Exercise instructions:
For each line of the data below that includes the string "Attribute", count one, and answer with the sum only.
* * * * *
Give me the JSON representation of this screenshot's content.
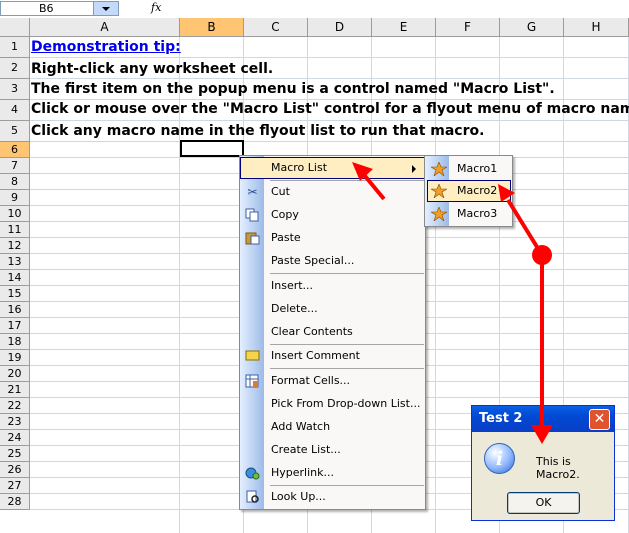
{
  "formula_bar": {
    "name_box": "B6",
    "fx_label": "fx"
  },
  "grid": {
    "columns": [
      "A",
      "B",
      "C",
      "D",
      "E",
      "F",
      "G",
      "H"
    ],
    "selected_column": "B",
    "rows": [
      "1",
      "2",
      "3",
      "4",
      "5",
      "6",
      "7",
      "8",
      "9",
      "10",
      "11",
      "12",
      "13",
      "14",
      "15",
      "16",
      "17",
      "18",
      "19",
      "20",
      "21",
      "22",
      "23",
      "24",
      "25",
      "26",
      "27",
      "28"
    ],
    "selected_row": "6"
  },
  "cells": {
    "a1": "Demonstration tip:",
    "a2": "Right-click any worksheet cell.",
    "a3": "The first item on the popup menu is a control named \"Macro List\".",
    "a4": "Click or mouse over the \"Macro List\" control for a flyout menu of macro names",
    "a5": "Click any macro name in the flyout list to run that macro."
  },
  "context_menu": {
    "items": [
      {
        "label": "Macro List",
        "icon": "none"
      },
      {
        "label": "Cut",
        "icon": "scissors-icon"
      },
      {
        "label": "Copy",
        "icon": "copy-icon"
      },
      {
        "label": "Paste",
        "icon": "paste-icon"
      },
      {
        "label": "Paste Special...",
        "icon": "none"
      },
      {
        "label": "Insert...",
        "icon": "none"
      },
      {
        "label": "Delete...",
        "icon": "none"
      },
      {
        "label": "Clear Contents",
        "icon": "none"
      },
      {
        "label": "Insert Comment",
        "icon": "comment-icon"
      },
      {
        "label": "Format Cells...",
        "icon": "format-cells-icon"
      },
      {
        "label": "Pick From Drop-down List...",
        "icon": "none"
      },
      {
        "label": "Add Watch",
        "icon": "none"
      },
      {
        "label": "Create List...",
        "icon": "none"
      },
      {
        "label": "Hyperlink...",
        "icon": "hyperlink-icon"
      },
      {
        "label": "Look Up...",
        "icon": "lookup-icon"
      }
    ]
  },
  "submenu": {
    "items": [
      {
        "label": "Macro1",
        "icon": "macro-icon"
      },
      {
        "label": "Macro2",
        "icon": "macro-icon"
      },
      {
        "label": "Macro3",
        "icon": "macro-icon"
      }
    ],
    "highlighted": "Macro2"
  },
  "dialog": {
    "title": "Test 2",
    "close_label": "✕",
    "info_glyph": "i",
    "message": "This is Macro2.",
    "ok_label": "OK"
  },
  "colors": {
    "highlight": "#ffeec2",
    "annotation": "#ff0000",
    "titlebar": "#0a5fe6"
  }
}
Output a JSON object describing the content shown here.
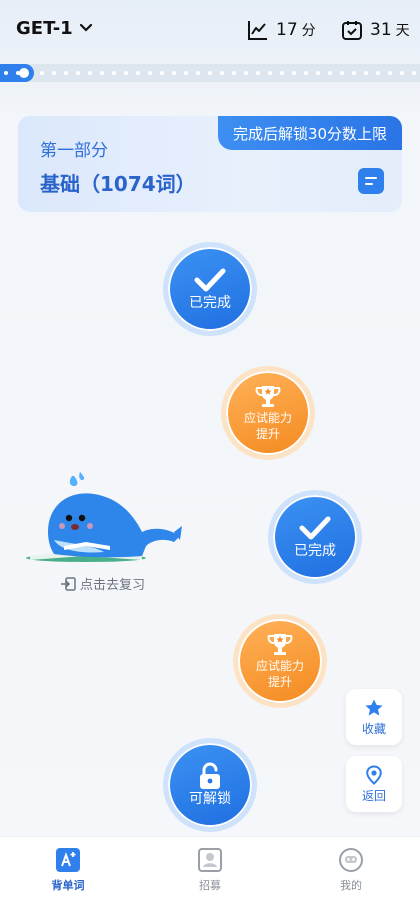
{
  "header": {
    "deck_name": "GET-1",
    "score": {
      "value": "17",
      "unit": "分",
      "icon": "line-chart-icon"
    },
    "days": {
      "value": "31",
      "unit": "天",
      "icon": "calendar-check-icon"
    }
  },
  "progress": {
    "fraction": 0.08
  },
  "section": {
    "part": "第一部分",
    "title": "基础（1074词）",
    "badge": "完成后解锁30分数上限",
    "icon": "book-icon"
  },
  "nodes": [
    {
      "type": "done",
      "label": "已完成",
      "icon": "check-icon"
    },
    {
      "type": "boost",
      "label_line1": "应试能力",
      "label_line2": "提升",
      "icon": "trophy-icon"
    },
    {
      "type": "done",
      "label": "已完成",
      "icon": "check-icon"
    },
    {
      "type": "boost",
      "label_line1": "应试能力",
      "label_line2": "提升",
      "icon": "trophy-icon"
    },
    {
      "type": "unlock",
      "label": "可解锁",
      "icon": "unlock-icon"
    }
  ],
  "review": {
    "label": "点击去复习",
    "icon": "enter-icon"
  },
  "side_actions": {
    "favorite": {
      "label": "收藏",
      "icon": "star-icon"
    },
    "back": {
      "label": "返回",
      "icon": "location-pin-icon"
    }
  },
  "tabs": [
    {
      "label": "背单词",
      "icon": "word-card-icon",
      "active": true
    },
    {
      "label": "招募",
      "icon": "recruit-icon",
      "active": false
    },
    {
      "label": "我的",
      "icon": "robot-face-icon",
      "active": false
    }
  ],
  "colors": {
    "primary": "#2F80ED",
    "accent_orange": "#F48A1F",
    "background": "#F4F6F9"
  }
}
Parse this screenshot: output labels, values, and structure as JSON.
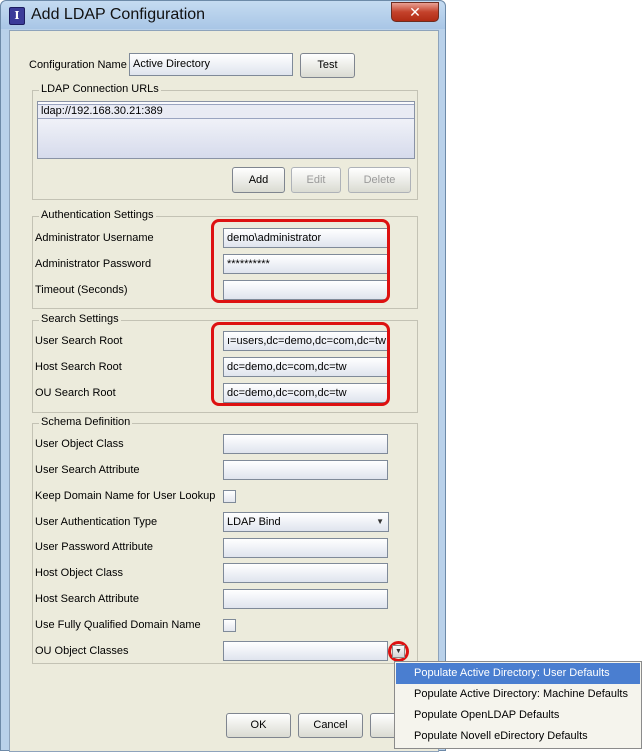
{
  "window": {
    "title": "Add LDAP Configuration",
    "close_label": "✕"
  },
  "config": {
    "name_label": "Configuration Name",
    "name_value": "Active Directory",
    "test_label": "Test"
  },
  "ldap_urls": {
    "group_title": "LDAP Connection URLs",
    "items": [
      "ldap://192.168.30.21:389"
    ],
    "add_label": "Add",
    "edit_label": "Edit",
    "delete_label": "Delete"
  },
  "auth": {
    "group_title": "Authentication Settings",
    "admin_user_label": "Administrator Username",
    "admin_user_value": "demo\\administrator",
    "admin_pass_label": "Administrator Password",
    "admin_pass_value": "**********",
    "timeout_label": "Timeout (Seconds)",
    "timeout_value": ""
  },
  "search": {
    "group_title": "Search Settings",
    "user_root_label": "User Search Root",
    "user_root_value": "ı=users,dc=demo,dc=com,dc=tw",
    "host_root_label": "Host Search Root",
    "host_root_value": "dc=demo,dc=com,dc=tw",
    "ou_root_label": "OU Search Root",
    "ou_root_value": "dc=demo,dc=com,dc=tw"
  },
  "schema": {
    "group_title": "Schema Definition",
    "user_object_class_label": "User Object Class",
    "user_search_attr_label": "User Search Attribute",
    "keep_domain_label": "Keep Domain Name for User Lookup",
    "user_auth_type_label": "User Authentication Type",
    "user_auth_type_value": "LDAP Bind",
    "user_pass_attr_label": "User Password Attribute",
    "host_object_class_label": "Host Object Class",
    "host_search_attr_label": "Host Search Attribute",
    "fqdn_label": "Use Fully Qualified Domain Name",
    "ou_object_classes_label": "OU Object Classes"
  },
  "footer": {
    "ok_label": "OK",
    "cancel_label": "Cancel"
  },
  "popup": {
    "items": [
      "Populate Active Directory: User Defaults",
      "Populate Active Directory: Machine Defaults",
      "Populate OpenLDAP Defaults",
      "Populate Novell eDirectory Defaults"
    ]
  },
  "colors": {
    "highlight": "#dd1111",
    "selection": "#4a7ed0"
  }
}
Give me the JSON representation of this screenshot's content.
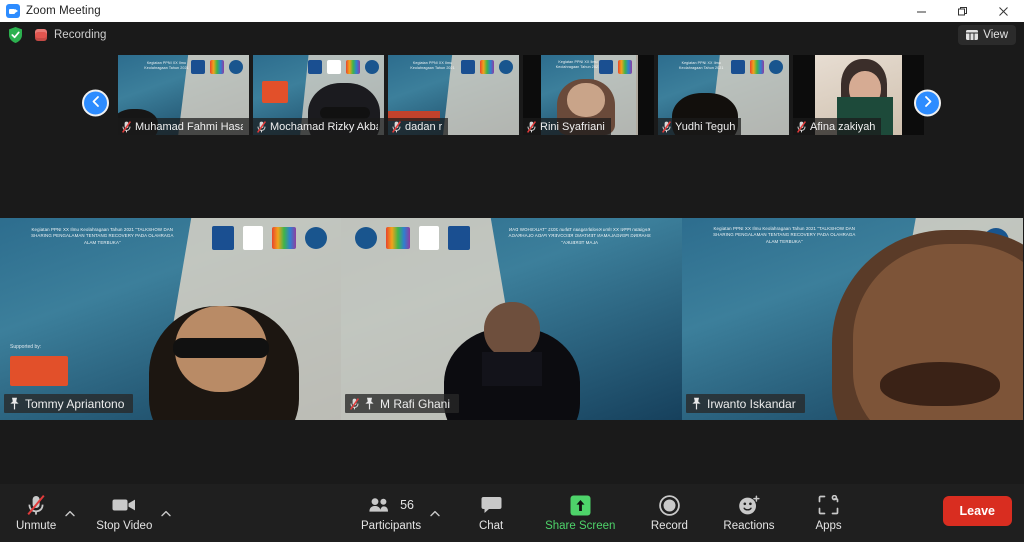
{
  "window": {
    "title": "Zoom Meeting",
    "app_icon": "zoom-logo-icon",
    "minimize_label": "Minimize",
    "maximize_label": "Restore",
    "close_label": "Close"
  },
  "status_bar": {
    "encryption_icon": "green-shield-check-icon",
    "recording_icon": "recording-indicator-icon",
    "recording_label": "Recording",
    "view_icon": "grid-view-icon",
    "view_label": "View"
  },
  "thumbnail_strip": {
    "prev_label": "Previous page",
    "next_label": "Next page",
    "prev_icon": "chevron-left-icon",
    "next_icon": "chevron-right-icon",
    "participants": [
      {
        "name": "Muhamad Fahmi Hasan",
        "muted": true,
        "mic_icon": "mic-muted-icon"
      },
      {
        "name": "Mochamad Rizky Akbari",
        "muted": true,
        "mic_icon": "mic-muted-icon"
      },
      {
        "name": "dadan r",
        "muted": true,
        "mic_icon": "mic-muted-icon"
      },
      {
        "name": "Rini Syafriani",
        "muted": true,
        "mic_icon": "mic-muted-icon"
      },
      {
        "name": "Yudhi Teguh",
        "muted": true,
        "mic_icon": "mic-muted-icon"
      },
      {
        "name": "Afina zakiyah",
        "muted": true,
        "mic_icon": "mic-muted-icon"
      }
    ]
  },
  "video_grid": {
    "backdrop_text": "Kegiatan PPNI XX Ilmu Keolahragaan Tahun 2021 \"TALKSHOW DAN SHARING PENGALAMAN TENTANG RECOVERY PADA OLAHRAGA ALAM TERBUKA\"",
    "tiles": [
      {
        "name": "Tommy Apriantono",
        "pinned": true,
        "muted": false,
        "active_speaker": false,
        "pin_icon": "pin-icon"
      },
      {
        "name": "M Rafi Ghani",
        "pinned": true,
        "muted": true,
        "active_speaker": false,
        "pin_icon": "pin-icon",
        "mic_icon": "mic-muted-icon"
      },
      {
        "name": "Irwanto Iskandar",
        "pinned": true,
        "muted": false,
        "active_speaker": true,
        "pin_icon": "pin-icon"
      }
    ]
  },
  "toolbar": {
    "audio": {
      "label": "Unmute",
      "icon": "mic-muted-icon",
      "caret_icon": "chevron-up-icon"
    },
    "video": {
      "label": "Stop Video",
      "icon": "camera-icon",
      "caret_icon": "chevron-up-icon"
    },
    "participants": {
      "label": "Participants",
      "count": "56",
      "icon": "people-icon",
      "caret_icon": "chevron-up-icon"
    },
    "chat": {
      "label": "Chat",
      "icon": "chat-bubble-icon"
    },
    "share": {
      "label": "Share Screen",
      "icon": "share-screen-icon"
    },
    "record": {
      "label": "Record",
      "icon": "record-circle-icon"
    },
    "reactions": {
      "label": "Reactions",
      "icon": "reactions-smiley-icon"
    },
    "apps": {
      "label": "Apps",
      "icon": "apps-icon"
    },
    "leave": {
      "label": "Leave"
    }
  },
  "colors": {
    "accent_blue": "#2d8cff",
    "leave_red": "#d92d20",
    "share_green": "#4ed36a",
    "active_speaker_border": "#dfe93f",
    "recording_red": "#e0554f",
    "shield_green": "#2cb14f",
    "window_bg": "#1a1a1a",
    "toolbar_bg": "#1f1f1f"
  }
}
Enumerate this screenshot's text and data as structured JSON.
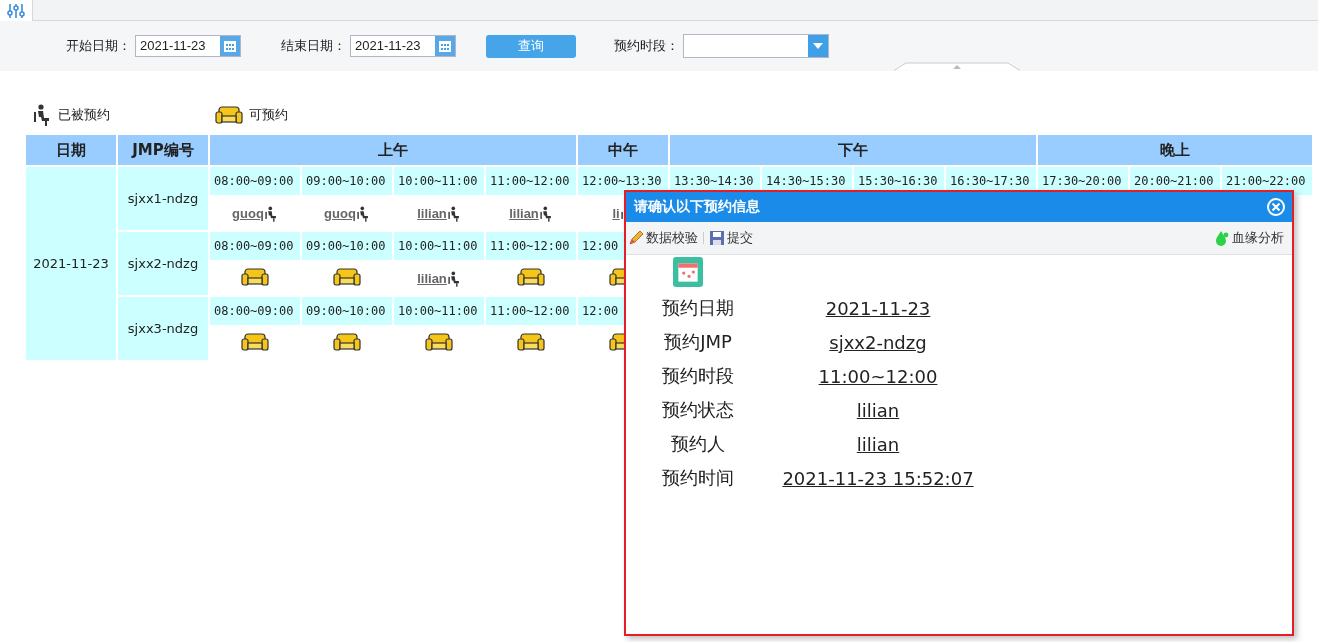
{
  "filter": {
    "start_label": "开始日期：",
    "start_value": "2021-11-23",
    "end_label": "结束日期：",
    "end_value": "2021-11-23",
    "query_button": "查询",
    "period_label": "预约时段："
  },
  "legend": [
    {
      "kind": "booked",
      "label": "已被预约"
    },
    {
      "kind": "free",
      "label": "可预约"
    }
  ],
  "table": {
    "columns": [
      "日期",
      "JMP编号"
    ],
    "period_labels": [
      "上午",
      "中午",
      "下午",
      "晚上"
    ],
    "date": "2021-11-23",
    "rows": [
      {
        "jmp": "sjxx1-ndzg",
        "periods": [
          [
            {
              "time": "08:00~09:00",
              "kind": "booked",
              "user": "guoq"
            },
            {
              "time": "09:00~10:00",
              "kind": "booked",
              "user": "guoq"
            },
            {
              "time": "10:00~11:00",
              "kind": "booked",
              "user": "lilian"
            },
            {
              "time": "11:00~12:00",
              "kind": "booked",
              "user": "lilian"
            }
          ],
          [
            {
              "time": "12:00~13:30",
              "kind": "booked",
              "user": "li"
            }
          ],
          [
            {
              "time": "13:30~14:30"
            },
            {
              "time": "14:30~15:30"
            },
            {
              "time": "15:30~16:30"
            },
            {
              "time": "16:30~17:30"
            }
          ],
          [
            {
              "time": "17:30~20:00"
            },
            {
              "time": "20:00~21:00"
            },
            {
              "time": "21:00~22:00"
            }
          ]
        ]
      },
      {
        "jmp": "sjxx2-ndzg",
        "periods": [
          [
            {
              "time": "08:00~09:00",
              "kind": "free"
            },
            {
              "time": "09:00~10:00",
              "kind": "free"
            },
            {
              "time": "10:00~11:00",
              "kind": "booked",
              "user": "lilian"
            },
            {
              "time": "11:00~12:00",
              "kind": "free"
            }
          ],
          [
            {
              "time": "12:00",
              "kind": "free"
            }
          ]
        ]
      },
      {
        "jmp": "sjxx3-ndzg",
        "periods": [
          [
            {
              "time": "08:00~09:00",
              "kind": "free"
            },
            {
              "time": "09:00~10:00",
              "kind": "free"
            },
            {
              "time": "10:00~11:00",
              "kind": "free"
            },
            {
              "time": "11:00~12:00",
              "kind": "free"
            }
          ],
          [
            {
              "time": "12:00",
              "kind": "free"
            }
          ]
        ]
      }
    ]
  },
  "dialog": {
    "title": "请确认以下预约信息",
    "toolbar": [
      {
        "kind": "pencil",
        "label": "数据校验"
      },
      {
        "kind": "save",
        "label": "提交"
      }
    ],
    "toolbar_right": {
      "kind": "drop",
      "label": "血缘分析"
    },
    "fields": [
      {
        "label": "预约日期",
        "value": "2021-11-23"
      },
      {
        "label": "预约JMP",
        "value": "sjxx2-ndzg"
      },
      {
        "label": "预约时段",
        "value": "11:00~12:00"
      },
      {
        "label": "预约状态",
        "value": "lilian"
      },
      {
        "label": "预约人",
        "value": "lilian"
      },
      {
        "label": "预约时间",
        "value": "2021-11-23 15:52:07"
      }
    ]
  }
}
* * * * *
Response to the exercise:
3